What's the Difference Between Regular Play and Play Therapy?


The difference between regular child's play and Play Therapy is that the Play Therapy is purposefully used as a clinical intervention to bring them to non-clinical levels of functioning.

It is a therapeutic intervention that uses toys to represent the child's words and worlds and their play as the communication. It is a language that brings their inner thoughts and emotions from the inside to the outside. Much in the same way adults do talk therapy, the children are similarly "talking through play". The therapist's job is to provide a safe, accepting, non-judgmental place for the child to express themselves freely as the therapist observes and reflects to the child what they see so the child can gain insight and self-awareness so they can integrate new information. The therapist also will teach skills, self-regulation and intervene in troubling play in a play-based way that the child understands.


Who Practices Play Therapy?  


A Play Therapist is a trained mental health practitioner with at least a Master's Degree in psychology or counselling and has specialized training in Play Therapy and experience working with children and youth.



Sand Tray Therapy


Sand trays are a staple in Play Therapy. There are two trays in the Kindred Counselling play room, one wet and one dry.

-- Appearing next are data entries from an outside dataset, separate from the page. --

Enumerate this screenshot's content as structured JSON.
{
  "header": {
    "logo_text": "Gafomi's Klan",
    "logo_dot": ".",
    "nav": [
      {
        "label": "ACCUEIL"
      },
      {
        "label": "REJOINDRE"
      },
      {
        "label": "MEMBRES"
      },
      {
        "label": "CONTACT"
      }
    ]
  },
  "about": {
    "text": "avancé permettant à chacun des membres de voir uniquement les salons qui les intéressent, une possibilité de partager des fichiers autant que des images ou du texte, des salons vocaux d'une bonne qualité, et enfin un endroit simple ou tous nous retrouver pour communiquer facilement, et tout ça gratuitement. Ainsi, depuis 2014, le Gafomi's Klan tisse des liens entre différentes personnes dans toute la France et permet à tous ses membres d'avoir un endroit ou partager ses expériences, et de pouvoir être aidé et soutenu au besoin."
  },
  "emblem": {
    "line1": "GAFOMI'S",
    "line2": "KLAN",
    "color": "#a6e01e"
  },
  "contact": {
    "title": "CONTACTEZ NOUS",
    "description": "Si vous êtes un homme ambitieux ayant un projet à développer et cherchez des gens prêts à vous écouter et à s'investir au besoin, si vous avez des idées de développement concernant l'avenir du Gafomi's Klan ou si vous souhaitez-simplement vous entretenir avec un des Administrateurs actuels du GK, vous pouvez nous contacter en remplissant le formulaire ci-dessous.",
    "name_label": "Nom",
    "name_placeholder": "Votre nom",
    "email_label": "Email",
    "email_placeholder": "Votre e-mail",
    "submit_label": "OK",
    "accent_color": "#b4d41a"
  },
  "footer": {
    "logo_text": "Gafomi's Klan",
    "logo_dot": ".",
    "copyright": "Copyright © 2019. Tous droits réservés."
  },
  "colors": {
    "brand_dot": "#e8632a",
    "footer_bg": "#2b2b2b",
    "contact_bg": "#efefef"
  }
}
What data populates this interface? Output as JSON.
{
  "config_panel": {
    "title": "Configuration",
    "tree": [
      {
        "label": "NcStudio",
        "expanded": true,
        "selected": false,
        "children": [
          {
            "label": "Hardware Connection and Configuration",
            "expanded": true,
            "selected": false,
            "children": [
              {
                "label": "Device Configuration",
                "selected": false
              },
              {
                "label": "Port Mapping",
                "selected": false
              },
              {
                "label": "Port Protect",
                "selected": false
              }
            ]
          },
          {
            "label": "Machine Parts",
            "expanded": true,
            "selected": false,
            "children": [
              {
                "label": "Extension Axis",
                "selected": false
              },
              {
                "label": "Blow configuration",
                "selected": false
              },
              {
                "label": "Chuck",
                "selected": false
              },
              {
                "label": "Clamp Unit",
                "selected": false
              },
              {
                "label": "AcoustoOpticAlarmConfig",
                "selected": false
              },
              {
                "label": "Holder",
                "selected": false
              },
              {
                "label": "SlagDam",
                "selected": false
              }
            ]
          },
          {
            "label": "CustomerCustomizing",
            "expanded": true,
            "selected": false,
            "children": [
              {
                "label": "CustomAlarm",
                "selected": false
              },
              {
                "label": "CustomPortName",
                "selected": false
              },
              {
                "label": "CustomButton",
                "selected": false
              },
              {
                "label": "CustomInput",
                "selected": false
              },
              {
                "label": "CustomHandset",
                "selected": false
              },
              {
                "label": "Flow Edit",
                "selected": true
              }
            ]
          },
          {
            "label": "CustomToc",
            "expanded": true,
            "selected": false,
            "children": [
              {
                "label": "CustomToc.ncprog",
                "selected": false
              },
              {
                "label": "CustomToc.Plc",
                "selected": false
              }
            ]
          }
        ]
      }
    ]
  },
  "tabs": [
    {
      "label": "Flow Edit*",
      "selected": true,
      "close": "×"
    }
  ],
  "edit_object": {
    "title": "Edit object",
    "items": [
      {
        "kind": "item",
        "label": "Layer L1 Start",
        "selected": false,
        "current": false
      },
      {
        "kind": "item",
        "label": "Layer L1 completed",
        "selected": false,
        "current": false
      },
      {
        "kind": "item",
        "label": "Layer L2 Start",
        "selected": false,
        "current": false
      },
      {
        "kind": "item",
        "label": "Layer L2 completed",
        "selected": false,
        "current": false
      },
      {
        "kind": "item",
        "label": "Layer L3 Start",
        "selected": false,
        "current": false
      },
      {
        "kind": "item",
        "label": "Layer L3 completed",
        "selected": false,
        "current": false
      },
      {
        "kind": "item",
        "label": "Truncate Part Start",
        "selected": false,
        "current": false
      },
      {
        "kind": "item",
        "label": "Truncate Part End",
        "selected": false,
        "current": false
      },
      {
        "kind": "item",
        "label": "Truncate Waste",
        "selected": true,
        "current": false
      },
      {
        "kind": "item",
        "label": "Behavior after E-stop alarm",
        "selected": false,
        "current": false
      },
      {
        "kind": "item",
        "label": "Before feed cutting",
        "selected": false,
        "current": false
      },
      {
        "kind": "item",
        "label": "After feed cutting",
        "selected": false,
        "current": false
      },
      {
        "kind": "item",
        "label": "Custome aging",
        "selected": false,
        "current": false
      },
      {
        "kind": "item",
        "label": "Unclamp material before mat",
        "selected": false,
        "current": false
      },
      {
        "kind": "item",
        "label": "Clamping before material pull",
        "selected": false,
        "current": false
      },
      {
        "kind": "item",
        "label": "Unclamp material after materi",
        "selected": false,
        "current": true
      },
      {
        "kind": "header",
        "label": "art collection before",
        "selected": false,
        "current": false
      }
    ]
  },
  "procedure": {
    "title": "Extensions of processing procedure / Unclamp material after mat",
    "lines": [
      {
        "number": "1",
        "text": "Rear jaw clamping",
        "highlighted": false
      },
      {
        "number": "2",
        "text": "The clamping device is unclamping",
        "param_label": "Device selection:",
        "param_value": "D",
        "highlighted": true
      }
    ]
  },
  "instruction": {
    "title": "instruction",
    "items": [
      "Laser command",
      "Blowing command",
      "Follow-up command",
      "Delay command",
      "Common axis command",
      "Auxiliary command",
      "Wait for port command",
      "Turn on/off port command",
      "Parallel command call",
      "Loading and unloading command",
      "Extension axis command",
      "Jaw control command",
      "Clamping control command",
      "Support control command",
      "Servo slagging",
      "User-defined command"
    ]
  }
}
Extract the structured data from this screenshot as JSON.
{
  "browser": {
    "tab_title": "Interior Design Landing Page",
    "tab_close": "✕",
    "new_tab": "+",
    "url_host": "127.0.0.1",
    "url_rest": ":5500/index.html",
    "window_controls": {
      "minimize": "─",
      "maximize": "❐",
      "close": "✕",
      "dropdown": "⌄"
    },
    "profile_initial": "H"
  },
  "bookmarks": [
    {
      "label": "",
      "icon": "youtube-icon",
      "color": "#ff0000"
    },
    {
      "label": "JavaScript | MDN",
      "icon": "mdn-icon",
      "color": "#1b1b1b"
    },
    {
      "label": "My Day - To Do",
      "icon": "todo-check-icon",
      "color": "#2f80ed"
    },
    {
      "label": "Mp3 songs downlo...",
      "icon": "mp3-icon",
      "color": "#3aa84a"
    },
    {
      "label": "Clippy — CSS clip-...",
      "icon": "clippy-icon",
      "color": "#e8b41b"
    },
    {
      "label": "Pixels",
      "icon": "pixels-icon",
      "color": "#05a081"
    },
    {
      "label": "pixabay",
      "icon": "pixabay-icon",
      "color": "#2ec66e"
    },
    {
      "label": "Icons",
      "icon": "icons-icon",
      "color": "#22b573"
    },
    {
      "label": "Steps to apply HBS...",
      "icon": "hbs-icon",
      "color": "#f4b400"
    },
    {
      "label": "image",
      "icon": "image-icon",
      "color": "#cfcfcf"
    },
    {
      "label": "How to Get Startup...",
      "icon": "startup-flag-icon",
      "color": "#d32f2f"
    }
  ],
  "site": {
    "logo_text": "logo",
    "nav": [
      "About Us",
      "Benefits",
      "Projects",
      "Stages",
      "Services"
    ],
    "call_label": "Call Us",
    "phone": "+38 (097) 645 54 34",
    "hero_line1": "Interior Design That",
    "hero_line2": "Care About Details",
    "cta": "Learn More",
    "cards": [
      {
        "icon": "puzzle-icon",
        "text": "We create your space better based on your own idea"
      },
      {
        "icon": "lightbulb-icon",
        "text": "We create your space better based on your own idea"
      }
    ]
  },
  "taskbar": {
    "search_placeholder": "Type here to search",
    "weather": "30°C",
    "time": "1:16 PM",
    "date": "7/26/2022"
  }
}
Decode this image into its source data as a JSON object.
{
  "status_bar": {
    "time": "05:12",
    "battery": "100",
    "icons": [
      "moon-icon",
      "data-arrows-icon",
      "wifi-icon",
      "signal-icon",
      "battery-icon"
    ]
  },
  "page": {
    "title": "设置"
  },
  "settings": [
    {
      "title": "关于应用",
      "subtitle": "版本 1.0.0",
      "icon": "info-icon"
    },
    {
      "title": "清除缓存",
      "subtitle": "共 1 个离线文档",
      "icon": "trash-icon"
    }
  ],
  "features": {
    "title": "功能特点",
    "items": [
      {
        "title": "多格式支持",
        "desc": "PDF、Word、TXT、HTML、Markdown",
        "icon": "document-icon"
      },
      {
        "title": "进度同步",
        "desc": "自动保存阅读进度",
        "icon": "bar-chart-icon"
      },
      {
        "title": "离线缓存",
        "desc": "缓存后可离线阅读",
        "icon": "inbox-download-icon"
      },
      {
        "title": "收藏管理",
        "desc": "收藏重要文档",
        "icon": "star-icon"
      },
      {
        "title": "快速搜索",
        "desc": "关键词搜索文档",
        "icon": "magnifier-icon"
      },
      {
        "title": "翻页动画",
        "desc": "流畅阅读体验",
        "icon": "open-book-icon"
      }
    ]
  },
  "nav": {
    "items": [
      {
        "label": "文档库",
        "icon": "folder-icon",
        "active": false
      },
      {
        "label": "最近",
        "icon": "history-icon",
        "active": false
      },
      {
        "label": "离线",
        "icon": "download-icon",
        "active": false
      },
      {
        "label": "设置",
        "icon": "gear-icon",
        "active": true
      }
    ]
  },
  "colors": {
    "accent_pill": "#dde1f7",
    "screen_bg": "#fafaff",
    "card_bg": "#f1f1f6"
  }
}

Through sand-play and the support of a therapist, the child will work through the current conflicts in their world and learn to re-pattern problematic thoughts, emotions and behaviours.

Children can also use the sand itself to self-regulate by grooming, funneling, raking, packing, digging, hiding objects, sifting, flattening-you get the idea. A lot of children find this relaxing and "satisfying".



Play Therapy Approach

The central Play Therapy approaches we use at Kindred Counselling is Synergetic Play Therapy and Child-centred Play Therapy


​Potential Benefits of Play Therapy & Sand Tray Therapy:

  • Increased ability to self-regulate: expanded window of tolerance

  • Learn a variety of ways of relating to others

  • Have a relieving sensory experience

  • Learn healthy ways to release pent up energy

  • Better manage distorted thinking: increased flexible thinking, ability to reframe negative thoughts, decrease negative self-talk and increased encouraging thoughts

  • Identify co-regulators (Eg: Knows who to go to for help)

  • Increase tolerance of unknown

  • Increase emotional, cognitive and physiological management and understanding

  • Increased mastery experiences and self-reliance

  • Increased emotional literacy and ability to authentically express emotions

  • Better communication skills (Eg: Express feelings, problem solving articulate personal needs)          

  • Self-care: Use personal resources to soothe self

  • Mindfulness: use of breath, grounding and self-awareness                                 

  • Increased mastery experiences

  • Decreased depression and anxiety and other clinical symptoms

  • Better sleep hygiene

  • Increased coping skills

  • Increased emotional intelligence

  • Increased self-esteem, self-confidence and self-reliance

  • Ability to resolve conflicts

  • Develop problem-solving skills

bottom of page